Training and Behavior Modification

Implementing training techniques can help dogs manage anxiety:

  • Counter-conditioning – Changing your dog’s emotional response to a specific trigger by pairing it with a positive stimulus.
  • Desensitization – Gradually exposing your dog to anxiety-inducing stimuli in controlled, incremental steps.
  • Positive reinforcement – Rewarding desired behaviors and ignoring undesired ones, teaching your dog to associate positive experiences with anxiety-inducing situations.

Environmental Modifications

Making changes to your dog’s environment can help alleviate anxiety:

  • Safe spaces – Create a designated, comfortable area in your home where your dog can retreat when feeling anxious.
  • Routine and consistency – Establishing a consistent daily routine can help your dog feel more secure.

Physical Exercise and Mental Stimulation

Regular physical activity and mental engagement can help reduce anxiety in dogs:

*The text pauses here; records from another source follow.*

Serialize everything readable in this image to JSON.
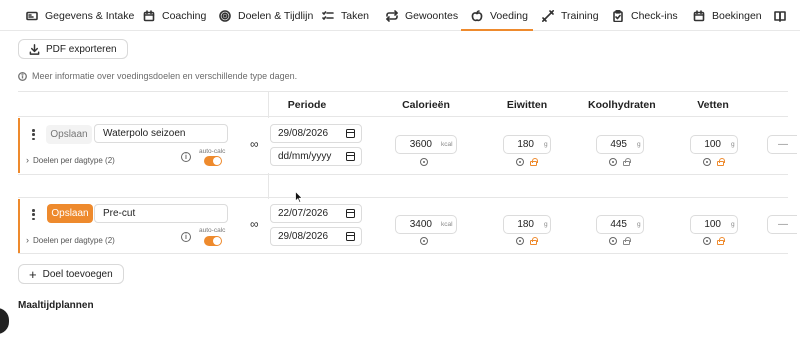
{
  "tabs": [
    {
      "label": "Gegevens & Intake",
      "icon": "id-card-icon"
    },
    {
      "label": "Coaching",
      "icon": "calendar-icon"
    },
    {
      "label": "Doelen & Tijdlijn",
      "icon": "target-icon"
    },
    {
      "label": "Taken",
      "icon": "checklist-icon"
    },
    {
      "label": "Gewoontes",
      "icon": "repeat-icon"
    },
    {
      "label": "Voeding",
      "icon": "apple-icon"
    },
    {
      "label": "Training",
      "icon": "dumbbell-icon"
    },
    {
      "label": "Check-ins",
      "icon": "clipboard-check-icon"
    },
    {
      "label": "Boekingen",
      "icon": "calendar-icon"
    }
  ],
  "active_tab": "Voeding",
  "toolbar": {
    "export_label": "PDF exporteren"
  },
  "info_text": "Meer informatie over voedingsdoelen en verschillende type dagen.",
  "table": {
    "headers": {
      "periode": "Periode",
      "calorieen": "Calorieën",
      "eiwitten": "Eiwitten",
      "koolhydraten": "Koolhydraten",
      "vetten": "Vetten"
    },
    "rows": [
      {
        "save_label": "Opslaan",
        "save_state": "disabled",
        "name": "Waterpolo seizoen",
        "daytype_label": "Doelen per dagtype (2)",
        "autocalc_label": "auto-calc",
        "autocalc_on": true,
        "date_start": "29/08/2026",
        "date_end": "dd/mm/yyyy",
        "calories": "3600",
        "calories_unit": "kcal",
        "protein": "180",
        "protein_unit": "g",
        "carbs": "495",
        "carbs_unit": "g",
        "fat": "100",
        "fat_unit": "g",
        "extra": "—"
      },
      {
        "save_label": "Opslaan",
        "save_state": "primary",
        "name": "Pre-cut",
        "daytype_label": "Doelen per dagtype (2)",
        "autocalc_label": "auto-calc",
        "autocalc_on": true,
        "date_start": "22/07/2026",
        "date_end": "29/08/2026",
        "calories": "3400",
        "calories_unit": "kcal",
        "protein": "180",
        "protein_unit": "g",
        "carbs": "445",
        "carbs_unit": "g",
        "fat": "100",
        "fat_unit": "g",
        "extra": "—"
      }
    ]
  },
  "add_goal_label": "Doel toevoegen",
  "section_title": "Maaltijdplannen",
  "colors": {
    "accent": "#ee8a2d"
  }
}
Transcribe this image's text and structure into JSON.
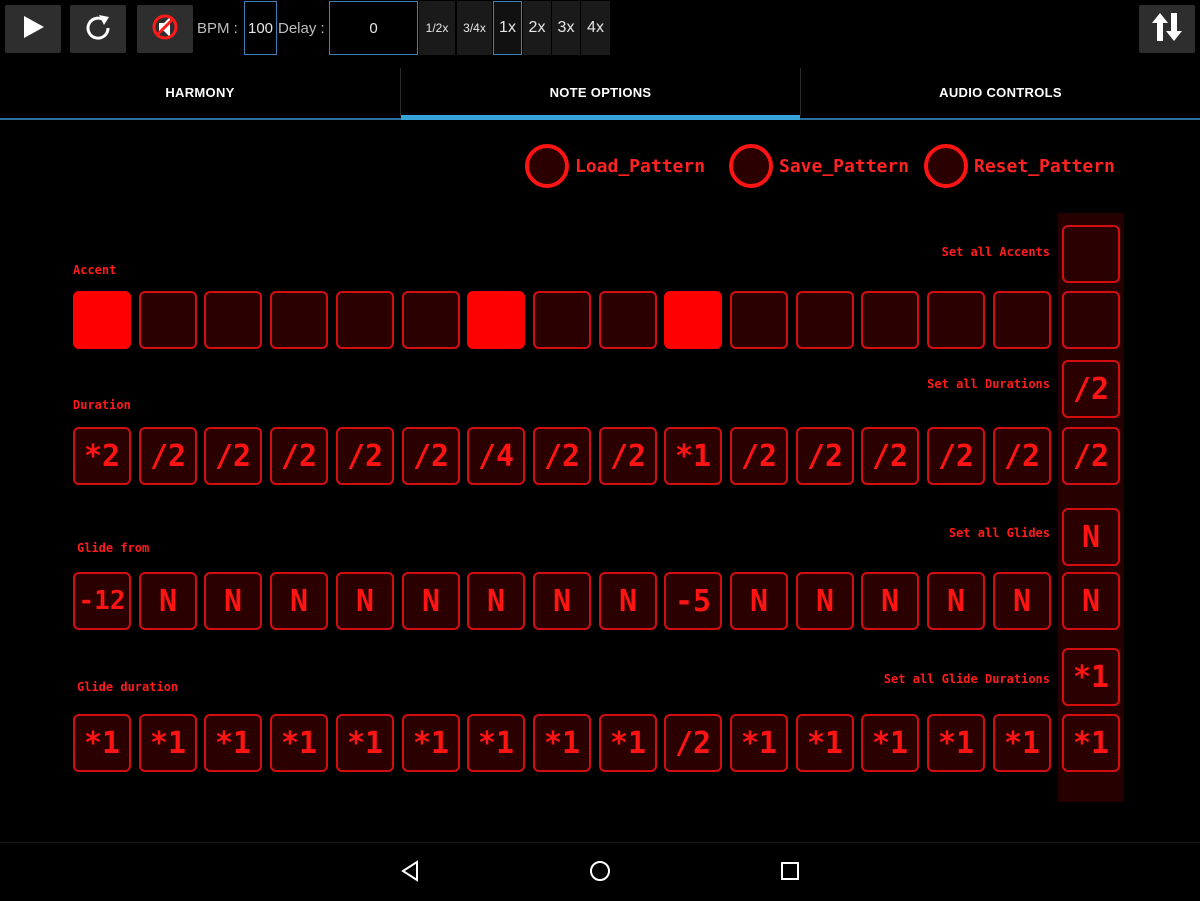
{
  "toolbar": {
    "bpm_label": "BPM :",
    "bpm_value": "100",
    "delay_label": "Delay :",
    "delay_value": "0",
    "speeds": [
      {
        "label": "1/2x",
        "active": false
      },
      {
        "label": "3/4x",
        "active": false
      },
      {
        "label": "1x",
        "active": true
      },
      {
        "label": "2x",
        "active": false
      },
      {
        "label": "3x",
        "active": false
      },
      {
        "label": "4x",
        "active": false
      }
    ],
    "icons": [
      "play-icon",
      "refresh-icon",
      "mute-icon",
      "swap-icon"
    ]
  },
  "tabs": [
    {
      "label": "HARMONY",
      "selected": false
    },
    {
      "label": "NOTE OPTIONS",
      "selected": true
    },
    {
      "label": "AUDIO CONTROLS",
      "selected": false
    }
  ],
  "pattern_actions": {
    "load": "Load_Pattern",
    "save": "Save_Pattern",
    "reset": "Reset_Pattern"
  },
  "rows": {
    "accent": {
      "label": "Accent",
      "set_all_label": "Set all Accents",
      "set_all_value": "",
      "all_value": "",
      "steps_on": [
        true,
        false,
        false,
        false,
        false,
        false,
        true,
        false,
        false,
        true,
        false,
        false,
        false,
        false,
        false
      ]
    },
    "duration": {
      "label": "Duration",
      "set_all_label": "Set all Durations",
      "set_all_value": "/2",
      "all_value": "/2",
      "steps": [
        "*2",
        "/2",
        "/2",
        "/2",
        "/2",
        "/2",
        "/4",
        "/2",
        "/2",
        "*1",
        "/2",
        "/2",
        "/2",
        "/2",
        "/2"
      ]
    },
    "glide_from": {
      "label": "Glide from",
      "set_all_label": "Set all Glides",
      "set_all_value": "N",
      "all_value": "N",
      "steps": [
        "-12",
        "N",
        "N",
        "N",
        "N",
        "N",
        "N",
        "N",
        "N",
        "-5",
        "N",
        "N",
        "N",
        "N",
        "N"
      ]
    },
    "glide_duration": {
      "label": "Glide duration",
      "set_all_label": "Set all Glide Durations",
      "set_all_value": "*1",
      "all_value": "*1",
      "steps": [
        "*1",
        "*1",
        "*1",
        "*1",
        "*1",
        "*1",
        "*1",
        "*1",
        "*1",
        "/2",
        "*1",
        "*1",
        "*1",
        "*1",
        "*1"
      ]
    }
  },
  "colors": {
    "accent_red": "#ff1414",
    "cell_fill": "#2a0000",
    "tab_indicator": "#36a3d9"
  }
}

  • Daily walks – Regular walks not only provide exercise but also offer opportunities for socialization and exposure to various environments.
  • Interactive toys – Toys that challenge your dog mentally can help keep their mind occupied and reduce anxiety.
  • Obedience training – Training sessions can improve your dog’s confidence, provide mental stimulation, and strengthen your bond.

Professional Help

In some cases, consulting with professionals may be necessary:

  • Consultation with a veterinarian – A veterinarian can rule out medical causes of anxiety and recommend appropriate treatments.
  • Working with a professional dog behaviorist – A certified dog behaviorist can help create a customized plan to manage your dog’s anxiety effectively.

Calming Dog Beds as a Tool for Managing Anxiety

One valuable tool for helping dogs cope with anxiety is the use of calming dog beds, also known as anti-anxiety dog beds or comfort dog beds for anxiety.

How Calming Dog Beds Work

These beds for anxious dogs are specifically designed to provide a sense of security and comfort:

  • Design features – Raised edges, also known as bolsters, surround the bed to create a protective, nest-like feeling.
  • Materials used – Calming dog beds often feature soft, plush materials that provide warmth and comfort, making them the best comforting dog bed option.

Benefits of Using a Calming Dog Bed

Anxiety relief dog beds can offer several advantages for dogs and their owners:

  • Reduced stress and anxiety – The unique design of calming dog beds can help alleviate stress and anxiety by providing a secure, cozy space for dogs to rest.
  • Improved sleep quality – Calming dog beds promote better sleep by offering a comfortable and supportive surface.
  • Enhanced sense of security – The nest-like design of dog beds for anxiety provides a feeling of safety, helping to soothe anxious dogs.

Choosing the Right Calming Dog Bed

When selecting a calming dog bed, consider the following factors:

  • Size and dimensions – Ensure the bed is large enough for your dog to comfortably stretch out and sleep.
  • Durability and quality – Opt for a high-quality bed made from durable materials that can withstand daily use.
  • Comfort and support – Look for beds that offer adequate cushioning and support for your dog’s size and weight.

Early intervention is crucial when addressing anxiety in dogs. Recognizing the signs and symptoms of anxiety and implementing appropriate management strategies can significantly improve your dog’s quality of life. Calming dog beds can be an effective tool to help manage anxiety in dogs, providing them with a safe, comfortable space to rest and relax. Keep monitoring your dog’s behavior, and with proper support, your canine companion can overcome anxiety and live a happier, more comfortable life.

To Top

Pin It on Pinterest

Share This